The 'Eurovision' runner-up - who took the UK to second place at this year's song contest with his mega-hit 'Space Man' - is following up his performance at Buckingham Palace for the Queen's Platinum Jubilee earlier this month with another epic gig.
The chart-topper - who shot to fame after going viral with his cover videos on TikTok - will sing 'God Save The Queen' in front of 142,000 raceday attendees at the Formula 1 Grid Ceremony on Sunday, July 3.
The 32-year-old singer said: "From Eurovision to being invited to play the Queen's Platinum Jubilee Concert, the past few months have been a whirlwind and taught me that you can never dream too big! Since I was a kid I've always been a huge fan of Formula 1, and to combine that with music and performing at such a legendary event on the British sporting calendar is an honour."
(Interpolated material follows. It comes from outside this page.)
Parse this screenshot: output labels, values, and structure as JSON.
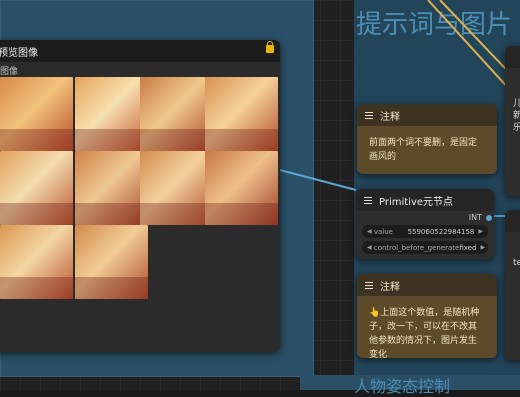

After performing the national anthem, Sam will also play the Main Stage in the Formula 1 Fanzone as part of the post-race concert, along with headline act Mabel supported by Alfie Templeman.
Meanwhile, 'The Eurovision Song Contest' will "potentially" be staged in the UK in 2023 after organisers ruled against holding it in Ukraine.
Although traditionally the winning nation is host to the competition the following year, the European Broadcasting Union (EBU) just announced "with deep regret" that they made the decision to look for an alternative for 2023 because of the ongoing invasion of the country from Russia.
The EBU said in a statement: "Following their win at the Eurovision Song Contest (ESC) in May the EBU has been exploring options for the hosting of next year’s competition with Ukraine’s public broadcaster UA:PBC, who previously staged the event in 2017 and 2005.
"It has become a well-known tradition that the winner of the Eurovision Song Contest hosts the competition the following year, providing certain criteria including ensuring the viability of staging the event and the safety of all stakeholders, including the public, are met.
"Given the ongoing war since the Russian invasion of this year’s winning country, the EBU has taken the time to conduct a full assessment and feasibility study with both UA:PBC and third-party specialists including on safety and security issues.
"The Eurovision Song Contest is one of the most complex TV productions in the world with thousands working on, and attending, the event and 12 months of preparation time needed.
"Following objective analysis, the Reference Group, the ESC’s governing board, has with deep regret concluded that, given the current circumstances, the security and operational guarantees required for a broadcaster to host, organize and produce the Eurovision Song Contest under the ESC Rules cannot be fulfilled by UA:PBC."
Because Sam came second to Kalush Orchestra at last month's contest, organisers are now planning to liaise with the BBC about the possibility of staging the competition in the UK instead.